Due to the necessary safety precautions, the open road race isn’t much of a spectator sport. But drivers aren’t doing it for the fans, said Rhonda Parmer of Pasadena, who has been attending the race since 2011. “There’s no police after you. You know the road is clear. It’s the thrill of pure speed,” Parmer said. “There’s nothing better.” 

Many of the drivers in the race have a second person in the passenger seat –– known as a navigator –– who gauges the car’s speed, monitors the time and alerts the driver to upcoming curves. “It’s one of the most important jobs, and it’s extremely stressful. The navigator is in charge. They are the boss,” said Bryan Parmer, Rhonda’s husband. There’s even a school for navigators to train them how to “call the road.”

After the race on Saturday, all of the participants gathered in Fort Stockton’s Rooney Park to celebrate. There, Gonzalez said he and his navigator Daniel Mendoza, a Marfa native and Midland resident, placed fourth in their division. “We do it to represent Marfa in something we believe we do well.” Gonzalez said. “We do it to see if two small town boys can compete with the big boys from around the U.S. that come down for this race.”

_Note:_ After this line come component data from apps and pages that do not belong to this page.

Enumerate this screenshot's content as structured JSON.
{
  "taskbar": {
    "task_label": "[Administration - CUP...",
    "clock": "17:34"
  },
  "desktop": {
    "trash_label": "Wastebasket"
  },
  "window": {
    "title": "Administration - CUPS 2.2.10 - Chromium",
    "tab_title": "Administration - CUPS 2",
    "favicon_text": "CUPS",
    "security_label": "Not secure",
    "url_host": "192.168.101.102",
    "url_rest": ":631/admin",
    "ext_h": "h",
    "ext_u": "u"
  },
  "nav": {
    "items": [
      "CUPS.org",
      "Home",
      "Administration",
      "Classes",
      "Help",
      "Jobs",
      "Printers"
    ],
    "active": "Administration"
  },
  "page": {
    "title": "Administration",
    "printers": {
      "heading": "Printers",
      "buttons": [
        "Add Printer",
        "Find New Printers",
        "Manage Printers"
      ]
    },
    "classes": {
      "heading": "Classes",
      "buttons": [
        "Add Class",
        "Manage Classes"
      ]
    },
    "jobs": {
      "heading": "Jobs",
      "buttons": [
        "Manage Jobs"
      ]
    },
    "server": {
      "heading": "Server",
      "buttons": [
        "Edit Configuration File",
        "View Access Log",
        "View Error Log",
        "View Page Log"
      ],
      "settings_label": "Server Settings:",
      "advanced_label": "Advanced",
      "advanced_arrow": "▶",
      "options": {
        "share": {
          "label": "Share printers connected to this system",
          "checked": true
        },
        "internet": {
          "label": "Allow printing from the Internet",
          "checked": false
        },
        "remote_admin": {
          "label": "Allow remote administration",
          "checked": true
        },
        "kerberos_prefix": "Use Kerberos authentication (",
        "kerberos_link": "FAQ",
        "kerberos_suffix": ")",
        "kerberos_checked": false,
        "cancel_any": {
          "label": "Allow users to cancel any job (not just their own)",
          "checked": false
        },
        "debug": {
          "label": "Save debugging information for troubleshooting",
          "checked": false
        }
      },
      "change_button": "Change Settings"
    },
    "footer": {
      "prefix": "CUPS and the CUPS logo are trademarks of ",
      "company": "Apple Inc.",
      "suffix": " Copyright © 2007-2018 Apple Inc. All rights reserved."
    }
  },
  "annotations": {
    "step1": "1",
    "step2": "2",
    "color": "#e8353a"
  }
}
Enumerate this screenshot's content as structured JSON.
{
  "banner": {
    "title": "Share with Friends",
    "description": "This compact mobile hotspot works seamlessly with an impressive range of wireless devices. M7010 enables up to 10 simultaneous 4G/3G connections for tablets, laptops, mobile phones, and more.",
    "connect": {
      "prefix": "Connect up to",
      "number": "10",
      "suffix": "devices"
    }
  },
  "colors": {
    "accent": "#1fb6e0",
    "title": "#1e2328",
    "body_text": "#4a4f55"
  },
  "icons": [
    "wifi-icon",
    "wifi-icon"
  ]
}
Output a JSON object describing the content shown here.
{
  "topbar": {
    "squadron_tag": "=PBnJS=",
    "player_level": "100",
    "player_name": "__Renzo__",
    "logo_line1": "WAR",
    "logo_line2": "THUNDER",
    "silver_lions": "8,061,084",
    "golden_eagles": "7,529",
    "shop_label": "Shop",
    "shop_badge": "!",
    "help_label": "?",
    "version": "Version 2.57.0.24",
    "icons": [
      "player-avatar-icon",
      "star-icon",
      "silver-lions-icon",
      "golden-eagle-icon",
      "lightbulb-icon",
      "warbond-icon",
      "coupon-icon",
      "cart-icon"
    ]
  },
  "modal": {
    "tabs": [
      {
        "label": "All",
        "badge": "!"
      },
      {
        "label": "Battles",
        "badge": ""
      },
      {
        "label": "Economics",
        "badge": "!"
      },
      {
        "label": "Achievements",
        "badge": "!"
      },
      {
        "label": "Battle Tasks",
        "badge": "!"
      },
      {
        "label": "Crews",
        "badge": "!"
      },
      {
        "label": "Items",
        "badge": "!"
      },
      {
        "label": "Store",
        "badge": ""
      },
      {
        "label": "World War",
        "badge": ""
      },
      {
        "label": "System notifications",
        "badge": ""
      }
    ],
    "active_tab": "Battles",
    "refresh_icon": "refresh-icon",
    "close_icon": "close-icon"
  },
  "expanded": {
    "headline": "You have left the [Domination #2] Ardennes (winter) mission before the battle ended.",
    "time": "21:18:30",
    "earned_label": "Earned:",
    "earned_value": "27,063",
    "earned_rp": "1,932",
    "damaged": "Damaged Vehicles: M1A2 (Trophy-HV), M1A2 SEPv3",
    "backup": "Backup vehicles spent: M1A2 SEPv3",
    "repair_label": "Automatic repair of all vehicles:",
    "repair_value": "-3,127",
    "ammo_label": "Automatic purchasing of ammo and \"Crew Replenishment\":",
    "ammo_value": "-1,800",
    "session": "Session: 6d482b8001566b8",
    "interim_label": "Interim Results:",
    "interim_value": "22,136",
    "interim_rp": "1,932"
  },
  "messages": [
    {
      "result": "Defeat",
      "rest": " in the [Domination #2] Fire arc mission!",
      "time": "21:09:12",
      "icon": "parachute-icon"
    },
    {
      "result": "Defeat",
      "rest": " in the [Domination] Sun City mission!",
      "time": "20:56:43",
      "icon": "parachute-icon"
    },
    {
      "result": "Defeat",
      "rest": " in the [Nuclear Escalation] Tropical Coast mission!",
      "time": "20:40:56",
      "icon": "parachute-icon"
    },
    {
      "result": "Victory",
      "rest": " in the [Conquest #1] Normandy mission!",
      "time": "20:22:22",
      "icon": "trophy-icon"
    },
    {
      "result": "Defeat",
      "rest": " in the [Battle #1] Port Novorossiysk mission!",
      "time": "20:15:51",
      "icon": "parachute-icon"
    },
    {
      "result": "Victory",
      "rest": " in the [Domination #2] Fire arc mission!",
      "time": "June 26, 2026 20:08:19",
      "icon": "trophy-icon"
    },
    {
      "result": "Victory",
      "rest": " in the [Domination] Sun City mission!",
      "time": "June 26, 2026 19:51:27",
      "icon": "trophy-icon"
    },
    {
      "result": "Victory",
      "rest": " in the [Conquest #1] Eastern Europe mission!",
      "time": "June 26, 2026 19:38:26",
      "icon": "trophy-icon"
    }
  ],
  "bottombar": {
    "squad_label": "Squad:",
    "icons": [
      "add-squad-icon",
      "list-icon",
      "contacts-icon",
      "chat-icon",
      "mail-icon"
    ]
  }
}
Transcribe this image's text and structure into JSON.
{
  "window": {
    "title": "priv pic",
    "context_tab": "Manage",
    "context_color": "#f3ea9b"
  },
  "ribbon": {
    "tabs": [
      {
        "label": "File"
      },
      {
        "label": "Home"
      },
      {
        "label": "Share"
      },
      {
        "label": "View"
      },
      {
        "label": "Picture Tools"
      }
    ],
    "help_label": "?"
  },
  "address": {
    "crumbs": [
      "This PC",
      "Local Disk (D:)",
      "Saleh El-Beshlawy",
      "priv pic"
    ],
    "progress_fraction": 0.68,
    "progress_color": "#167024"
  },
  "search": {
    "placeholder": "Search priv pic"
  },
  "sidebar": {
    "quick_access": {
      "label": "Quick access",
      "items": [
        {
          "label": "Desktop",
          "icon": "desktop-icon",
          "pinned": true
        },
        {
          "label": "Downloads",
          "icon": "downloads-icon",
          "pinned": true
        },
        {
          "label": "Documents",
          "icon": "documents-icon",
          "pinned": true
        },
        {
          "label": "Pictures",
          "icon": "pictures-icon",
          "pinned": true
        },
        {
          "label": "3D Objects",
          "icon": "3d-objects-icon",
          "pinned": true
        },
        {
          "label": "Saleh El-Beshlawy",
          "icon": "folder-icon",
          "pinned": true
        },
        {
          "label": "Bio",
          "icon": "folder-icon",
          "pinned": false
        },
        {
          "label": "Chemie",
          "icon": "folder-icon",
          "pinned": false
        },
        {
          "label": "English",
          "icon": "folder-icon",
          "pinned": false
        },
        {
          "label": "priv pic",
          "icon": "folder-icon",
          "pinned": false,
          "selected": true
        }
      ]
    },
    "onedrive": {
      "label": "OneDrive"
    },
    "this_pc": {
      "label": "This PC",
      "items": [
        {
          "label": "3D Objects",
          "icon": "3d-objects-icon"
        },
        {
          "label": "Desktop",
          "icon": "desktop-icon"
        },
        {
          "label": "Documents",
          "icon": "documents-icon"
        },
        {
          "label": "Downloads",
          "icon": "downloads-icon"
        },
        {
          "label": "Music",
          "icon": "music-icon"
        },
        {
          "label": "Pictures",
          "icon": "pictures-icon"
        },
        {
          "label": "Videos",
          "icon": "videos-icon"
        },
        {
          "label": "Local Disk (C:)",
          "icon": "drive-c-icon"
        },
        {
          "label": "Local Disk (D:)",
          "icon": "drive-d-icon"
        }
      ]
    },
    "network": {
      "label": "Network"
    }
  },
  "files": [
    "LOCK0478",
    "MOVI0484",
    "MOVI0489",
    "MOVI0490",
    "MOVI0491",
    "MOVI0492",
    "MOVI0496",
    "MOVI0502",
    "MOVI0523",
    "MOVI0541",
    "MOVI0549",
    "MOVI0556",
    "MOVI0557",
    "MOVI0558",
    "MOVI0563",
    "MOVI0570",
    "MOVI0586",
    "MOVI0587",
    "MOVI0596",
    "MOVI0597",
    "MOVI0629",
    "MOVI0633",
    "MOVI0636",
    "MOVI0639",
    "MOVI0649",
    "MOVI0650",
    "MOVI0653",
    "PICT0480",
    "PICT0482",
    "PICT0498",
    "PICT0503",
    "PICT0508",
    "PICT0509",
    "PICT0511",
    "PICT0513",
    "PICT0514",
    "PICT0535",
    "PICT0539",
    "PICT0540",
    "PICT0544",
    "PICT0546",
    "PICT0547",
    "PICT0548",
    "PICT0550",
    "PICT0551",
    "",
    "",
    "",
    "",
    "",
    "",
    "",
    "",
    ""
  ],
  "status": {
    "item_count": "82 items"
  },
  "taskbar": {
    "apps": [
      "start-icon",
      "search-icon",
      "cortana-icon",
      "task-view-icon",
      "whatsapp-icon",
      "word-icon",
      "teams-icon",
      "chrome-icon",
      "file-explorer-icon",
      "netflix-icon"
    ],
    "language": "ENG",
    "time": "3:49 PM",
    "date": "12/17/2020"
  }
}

His Corvette –– sparkly clean just hours before the race –– was now painted in bug splatter.